### Your goal
Search the records for lines with the word "Masked" and copy each match.

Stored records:
★ ★ ★

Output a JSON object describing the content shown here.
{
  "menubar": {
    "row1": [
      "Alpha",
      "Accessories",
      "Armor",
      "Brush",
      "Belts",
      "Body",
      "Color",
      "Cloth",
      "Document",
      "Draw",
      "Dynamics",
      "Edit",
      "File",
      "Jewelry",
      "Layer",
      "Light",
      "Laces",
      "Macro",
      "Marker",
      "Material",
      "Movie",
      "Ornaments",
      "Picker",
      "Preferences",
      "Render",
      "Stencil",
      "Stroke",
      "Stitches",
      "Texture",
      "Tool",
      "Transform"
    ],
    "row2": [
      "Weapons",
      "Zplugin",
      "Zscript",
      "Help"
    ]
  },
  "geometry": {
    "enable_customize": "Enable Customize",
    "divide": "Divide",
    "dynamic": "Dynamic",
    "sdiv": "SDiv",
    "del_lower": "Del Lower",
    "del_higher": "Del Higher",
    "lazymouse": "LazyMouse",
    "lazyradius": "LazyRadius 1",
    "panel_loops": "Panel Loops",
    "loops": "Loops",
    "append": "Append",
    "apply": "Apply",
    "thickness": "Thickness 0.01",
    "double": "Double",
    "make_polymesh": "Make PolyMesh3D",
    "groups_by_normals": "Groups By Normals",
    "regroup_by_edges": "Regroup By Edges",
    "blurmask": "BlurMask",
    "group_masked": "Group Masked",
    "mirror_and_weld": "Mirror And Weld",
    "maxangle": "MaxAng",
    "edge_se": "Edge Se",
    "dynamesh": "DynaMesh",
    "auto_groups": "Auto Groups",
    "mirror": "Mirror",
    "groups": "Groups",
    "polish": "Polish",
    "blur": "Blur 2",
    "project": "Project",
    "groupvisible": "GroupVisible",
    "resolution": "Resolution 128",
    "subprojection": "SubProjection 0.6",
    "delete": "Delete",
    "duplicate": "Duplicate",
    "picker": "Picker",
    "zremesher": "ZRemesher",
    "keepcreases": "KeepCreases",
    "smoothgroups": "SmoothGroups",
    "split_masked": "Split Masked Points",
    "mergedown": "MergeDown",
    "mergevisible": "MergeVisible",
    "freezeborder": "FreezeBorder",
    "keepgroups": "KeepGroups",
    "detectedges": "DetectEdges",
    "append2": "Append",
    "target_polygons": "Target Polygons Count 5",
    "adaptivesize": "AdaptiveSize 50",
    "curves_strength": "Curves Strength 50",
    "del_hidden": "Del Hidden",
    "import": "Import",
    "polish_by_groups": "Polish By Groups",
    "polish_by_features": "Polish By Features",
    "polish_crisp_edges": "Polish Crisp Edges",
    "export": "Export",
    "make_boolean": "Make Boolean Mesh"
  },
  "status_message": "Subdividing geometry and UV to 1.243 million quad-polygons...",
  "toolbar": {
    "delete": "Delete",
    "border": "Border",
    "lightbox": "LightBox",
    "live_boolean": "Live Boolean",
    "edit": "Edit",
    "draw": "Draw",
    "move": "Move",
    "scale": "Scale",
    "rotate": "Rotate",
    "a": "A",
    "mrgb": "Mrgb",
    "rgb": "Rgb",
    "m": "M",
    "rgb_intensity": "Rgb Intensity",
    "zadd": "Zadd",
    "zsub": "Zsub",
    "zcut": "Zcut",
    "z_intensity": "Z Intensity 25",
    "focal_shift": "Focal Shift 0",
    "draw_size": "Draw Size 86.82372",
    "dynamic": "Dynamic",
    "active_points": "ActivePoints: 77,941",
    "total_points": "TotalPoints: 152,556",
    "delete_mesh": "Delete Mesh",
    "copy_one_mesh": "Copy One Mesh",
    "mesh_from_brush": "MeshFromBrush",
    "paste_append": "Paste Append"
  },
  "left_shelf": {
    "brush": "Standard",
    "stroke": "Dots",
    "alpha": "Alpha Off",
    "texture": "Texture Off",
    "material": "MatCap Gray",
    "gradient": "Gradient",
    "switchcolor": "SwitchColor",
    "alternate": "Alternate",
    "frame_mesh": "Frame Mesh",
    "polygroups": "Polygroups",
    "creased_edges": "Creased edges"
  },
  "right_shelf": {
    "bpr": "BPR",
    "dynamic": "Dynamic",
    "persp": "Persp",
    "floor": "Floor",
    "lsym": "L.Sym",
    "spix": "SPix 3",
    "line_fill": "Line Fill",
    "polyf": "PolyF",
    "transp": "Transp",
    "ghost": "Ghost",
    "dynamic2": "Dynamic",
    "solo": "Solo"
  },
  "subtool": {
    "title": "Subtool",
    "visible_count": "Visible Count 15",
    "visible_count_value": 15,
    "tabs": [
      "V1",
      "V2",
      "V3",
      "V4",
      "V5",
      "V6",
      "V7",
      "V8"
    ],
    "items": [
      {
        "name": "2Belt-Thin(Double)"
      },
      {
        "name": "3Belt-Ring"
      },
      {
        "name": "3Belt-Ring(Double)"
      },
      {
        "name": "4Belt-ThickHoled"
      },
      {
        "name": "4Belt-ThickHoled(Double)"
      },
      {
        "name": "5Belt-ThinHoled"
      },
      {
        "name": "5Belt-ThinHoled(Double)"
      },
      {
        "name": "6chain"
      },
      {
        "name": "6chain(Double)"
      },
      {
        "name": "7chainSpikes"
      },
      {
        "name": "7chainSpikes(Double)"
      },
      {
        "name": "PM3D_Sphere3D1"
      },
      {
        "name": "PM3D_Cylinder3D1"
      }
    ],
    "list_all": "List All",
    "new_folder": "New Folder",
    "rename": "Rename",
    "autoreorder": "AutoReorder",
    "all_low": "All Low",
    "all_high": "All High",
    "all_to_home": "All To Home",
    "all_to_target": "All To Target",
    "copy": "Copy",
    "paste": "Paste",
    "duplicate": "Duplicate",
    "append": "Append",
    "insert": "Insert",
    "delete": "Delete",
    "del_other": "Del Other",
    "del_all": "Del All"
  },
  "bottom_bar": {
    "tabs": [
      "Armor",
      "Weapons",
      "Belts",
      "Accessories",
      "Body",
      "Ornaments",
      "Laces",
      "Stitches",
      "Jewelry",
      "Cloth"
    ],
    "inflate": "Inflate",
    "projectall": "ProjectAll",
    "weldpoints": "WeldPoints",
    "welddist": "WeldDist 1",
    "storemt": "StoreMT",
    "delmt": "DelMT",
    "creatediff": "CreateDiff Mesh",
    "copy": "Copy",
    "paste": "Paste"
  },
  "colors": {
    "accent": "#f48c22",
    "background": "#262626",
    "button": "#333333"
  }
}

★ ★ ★

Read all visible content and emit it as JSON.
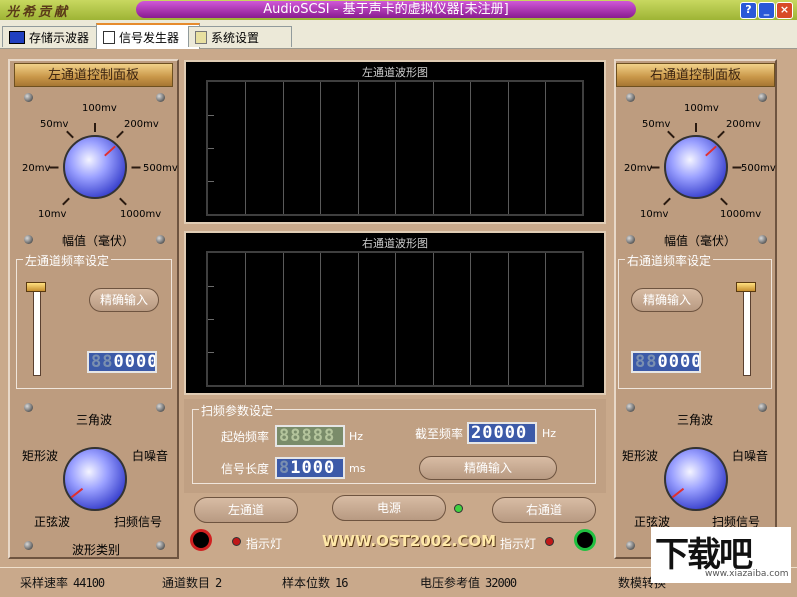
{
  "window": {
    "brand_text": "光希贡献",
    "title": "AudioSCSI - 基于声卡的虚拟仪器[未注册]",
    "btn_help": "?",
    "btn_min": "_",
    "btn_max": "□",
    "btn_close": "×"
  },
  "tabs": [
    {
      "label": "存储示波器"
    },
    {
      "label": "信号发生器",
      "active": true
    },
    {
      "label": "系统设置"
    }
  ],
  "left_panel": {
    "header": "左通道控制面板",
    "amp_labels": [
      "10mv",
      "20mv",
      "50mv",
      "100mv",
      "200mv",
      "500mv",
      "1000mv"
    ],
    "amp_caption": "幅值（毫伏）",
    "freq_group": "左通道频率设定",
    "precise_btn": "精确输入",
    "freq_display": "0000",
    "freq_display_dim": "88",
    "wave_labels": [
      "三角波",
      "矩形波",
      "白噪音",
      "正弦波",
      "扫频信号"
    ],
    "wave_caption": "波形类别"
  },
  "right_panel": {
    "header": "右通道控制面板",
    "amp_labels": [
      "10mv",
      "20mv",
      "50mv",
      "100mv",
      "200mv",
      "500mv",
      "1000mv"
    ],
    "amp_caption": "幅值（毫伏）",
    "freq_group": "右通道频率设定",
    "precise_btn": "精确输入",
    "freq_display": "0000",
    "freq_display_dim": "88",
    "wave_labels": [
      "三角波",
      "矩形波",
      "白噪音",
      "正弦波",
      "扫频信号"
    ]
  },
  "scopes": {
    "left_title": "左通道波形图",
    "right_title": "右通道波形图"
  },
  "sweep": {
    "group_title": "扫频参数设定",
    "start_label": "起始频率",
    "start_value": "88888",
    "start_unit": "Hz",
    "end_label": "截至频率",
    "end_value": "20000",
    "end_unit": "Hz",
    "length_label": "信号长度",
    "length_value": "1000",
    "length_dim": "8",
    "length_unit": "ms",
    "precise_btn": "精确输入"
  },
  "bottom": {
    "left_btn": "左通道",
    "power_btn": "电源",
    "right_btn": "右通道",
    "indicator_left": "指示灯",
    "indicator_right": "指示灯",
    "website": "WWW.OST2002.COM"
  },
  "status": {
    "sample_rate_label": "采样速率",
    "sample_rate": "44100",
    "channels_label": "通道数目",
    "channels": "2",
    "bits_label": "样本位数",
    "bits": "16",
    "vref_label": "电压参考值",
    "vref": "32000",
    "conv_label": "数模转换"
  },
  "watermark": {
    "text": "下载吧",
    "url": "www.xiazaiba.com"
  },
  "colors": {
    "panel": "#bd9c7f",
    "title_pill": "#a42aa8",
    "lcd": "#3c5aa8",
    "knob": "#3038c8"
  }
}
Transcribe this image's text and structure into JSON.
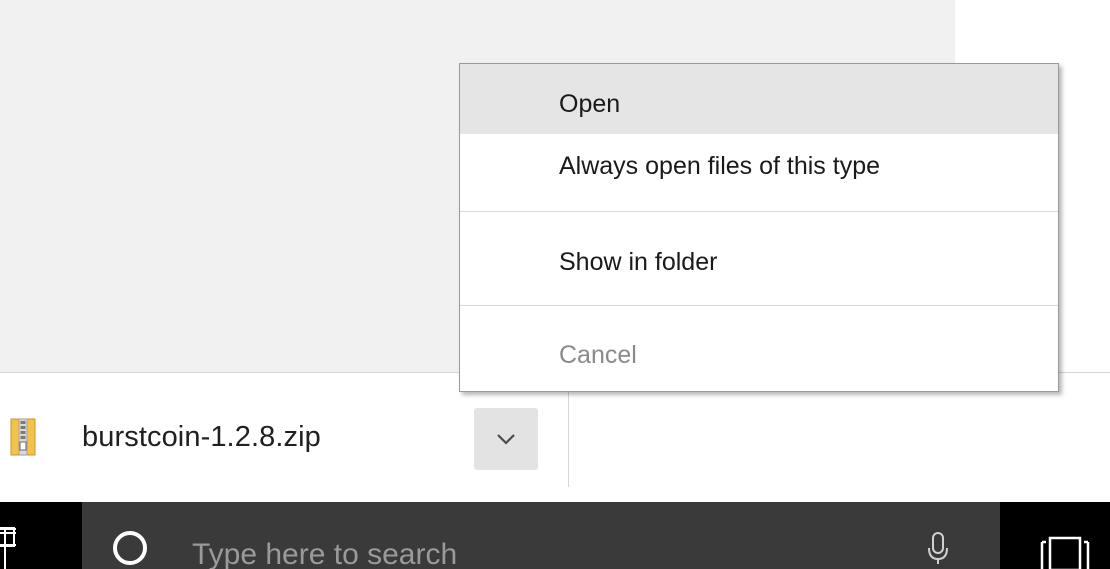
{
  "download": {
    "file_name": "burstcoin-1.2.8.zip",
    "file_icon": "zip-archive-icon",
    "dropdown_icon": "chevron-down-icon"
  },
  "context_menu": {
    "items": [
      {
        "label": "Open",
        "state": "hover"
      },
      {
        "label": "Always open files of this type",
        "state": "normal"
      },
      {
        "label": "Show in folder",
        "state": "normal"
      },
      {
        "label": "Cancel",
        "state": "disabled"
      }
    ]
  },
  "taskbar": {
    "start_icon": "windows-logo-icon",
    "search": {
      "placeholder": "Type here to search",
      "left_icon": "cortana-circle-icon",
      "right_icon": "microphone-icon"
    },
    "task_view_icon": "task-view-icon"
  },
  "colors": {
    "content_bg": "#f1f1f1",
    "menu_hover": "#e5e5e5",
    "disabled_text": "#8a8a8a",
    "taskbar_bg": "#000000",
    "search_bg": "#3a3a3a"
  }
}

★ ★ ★

### Task solution
    "group_masked": "Group Masked",
    "split_masked": "Split Masked Points",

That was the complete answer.